Home » Minthe: An Underworld Naiad Nymph From Greek Mythology

Minthe: An Underworld Naiad Nymph From Greek Mythology

There was a diverse cast of characters known as mythos in Greek mythology, each of whom had a distinct function. Even though they are not as important as the gods and goddesses of Olympia, many consider them deities.

These lesser deities are often connected to the natural world in some kind, and each nymph serves a distinct function in the cosmos. There are also several subcategories of nymphs, like the naiads, who watch over the freshwater and may be found in different bodies of water, like fountains, wells, and specific rivers.

Minthe An Underworld Naiad Nymph From Greek Mythology

These are known as naiads, and Minthe is one of them. In Greek mythology, Narcissus, Daphne (Laurel), and Syrinx (Water Reeds) are just a few of the numerous examples of humans being transformed into plants and trees.

A similar tale about the mint plant’s origin may be found in Greek mythology. More information on who she is, as well as her part in Greek mythology, can be found as follows:


Hades, one of Zeus’s brothers, is depicted in Greek mythology as ruling over the kingdom of the underworld, which is known as Hades. Hades is surrounded by a number of rivers, each of which originates in a distinct geographical region on the planet.

One of these rivers is called the River Cocytus, and the river that the nymph known as Minthe presides over.

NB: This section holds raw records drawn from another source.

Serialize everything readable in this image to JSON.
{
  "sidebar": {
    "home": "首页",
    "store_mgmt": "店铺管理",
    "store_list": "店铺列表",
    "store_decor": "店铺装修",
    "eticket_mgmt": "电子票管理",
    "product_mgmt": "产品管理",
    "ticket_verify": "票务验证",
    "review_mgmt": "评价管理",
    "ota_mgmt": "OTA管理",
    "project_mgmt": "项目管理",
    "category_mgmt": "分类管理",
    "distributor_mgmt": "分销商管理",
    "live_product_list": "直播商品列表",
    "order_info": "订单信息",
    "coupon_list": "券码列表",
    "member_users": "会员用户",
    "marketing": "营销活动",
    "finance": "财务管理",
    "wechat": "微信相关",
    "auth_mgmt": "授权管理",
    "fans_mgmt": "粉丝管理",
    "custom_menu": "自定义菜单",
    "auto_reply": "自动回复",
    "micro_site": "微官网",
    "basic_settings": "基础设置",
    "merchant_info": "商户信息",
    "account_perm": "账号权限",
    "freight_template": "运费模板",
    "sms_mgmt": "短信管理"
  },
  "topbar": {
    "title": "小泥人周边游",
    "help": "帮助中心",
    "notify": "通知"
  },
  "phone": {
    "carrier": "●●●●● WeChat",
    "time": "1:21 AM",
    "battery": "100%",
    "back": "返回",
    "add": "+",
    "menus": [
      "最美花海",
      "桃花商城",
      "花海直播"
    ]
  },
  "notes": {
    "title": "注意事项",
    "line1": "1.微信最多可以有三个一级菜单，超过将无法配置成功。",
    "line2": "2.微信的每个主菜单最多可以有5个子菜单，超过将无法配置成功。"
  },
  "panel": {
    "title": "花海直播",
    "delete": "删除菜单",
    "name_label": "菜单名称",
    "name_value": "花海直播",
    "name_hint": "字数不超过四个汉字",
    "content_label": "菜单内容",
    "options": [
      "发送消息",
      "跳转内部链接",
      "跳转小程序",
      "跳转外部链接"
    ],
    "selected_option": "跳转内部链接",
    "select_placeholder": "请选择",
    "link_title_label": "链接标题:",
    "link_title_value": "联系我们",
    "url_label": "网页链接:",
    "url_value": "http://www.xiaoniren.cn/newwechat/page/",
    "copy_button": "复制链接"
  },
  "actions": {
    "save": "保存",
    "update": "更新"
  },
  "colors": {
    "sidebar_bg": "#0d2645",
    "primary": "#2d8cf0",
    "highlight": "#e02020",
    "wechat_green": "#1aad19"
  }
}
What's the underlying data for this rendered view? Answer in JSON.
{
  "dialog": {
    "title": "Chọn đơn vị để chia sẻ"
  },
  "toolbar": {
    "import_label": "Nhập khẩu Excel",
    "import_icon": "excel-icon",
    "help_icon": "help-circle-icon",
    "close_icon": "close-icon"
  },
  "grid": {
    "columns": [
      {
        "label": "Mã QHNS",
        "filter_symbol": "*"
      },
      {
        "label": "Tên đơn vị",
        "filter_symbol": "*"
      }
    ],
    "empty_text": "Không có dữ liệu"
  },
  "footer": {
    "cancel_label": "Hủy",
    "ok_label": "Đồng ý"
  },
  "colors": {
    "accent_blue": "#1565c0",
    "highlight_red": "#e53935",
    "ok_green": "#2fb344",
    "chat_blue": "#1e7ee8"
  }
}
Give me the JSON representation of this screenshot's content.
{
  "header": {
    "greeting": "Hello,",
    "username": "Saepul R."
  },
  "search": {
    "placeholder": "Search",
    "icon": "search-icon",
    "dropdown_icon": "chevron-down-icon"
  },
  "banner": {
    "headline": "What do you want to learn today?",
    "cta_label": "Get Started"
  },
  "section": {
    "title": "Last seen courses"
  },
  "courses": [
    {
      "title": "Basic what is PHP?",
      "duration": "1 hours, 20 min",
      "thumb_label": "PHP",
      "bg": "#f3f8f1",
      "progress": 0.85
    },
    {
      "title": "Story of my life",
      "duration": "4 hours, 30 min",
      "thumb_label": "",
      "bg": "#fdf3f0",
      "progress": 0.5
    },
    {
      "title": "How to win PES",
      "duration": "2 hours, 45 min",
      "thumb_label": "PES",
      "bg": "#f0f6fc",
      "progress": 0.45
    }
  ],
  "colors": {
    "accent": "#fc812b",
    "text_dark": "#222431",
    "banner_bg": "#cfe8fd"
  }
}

It was believed that she was the daughter of the Potamoi, Cocytus, who was the river god.

She was regarded to be stunningly beautiful. However, the life of a nymph is often solitary, and nymphs have minimal interaction with humans and the rest of the outside world.

Minthe – Lover of Hades

Minthe - Lover of Hades

There are a few distinct interpretations of the dynamic between Minthe and Hades.

In one version of the story, Minthe is described as having been Hades’s lover before the god of the underworld made the decision to marry Persephone instead. Hades discarded Minthe after Persephone was taken captive and sent to his realm.

The spurned Minthe would announce that she, the Naiad, was more beautiful than the daughter of Zeus and also that Hades would soon tire of Persephone and return to his old lover. Minthe would also predict that Hades would return to his former lover once he grew bored of Persephone.

It wasn’t very smart to say, and when Demeter, Persephone’s mother, heard the words, she turned Minthe into garden mint. This happened because it was said too quickly. Some accounts describe how Persephone herself was responsible for Minthe’s metamorphosis.

Minthe Transformation

Persephone’s jealousy grew when she saw Minthe and Hades together. Instead of being outraged and telling Hades how she felt, she was determined to exact vengeance. As a first step, she met Minthe head-on and stamped on her with all her might.

Although the Naiad Minthe was transformed into a weed by Persephone’s own evil power, the plant retained her heavenly beauty, attractiveness, and heavenly scent. Moreover, given that in ancient Greece and Rome, mint was often used in funerary ceremonies to mask the odor of decay, the narrative takes on new meaning.

The fermented barley beverage known as kykeon, which was the primary drinkable link with the Eleusinian mysteries, also featured the plant prominently in its recipe.

From what we can gather from the murky histories, this beverage had some very unusual psychotropic substances in addition to beer and mint. But the mint plant contains potent chemicals, and increasing evidence suggests it is a more potent stimulant than previously believed.

Indeed, mint has been used as a remedy, taste, and crop for thousands of years.

Mint was highly prized for its aromatic qualities and its ability to enhance the flavor of a wide variety of dishes by serving as a condiment.

It was employed as a contraceptive strategy since it was thought that ingesting it prior to the act would prevent a pregnancy; this belief led to Minthe’s transformation into the lover of Hades. On the other hand, Demeter, the goddess of fertility, was considered the enemy of the mint plant because of its association with sterility.

Closing Thoughts

The Greeks used these stories to explain their reality, as with many other Greek myths. For example, Greek mythology may have made use of the mint that grows naturally there. To the people, this narrative provides a fun means of explaining where this ubiquitous plant came from.

Leave a Comment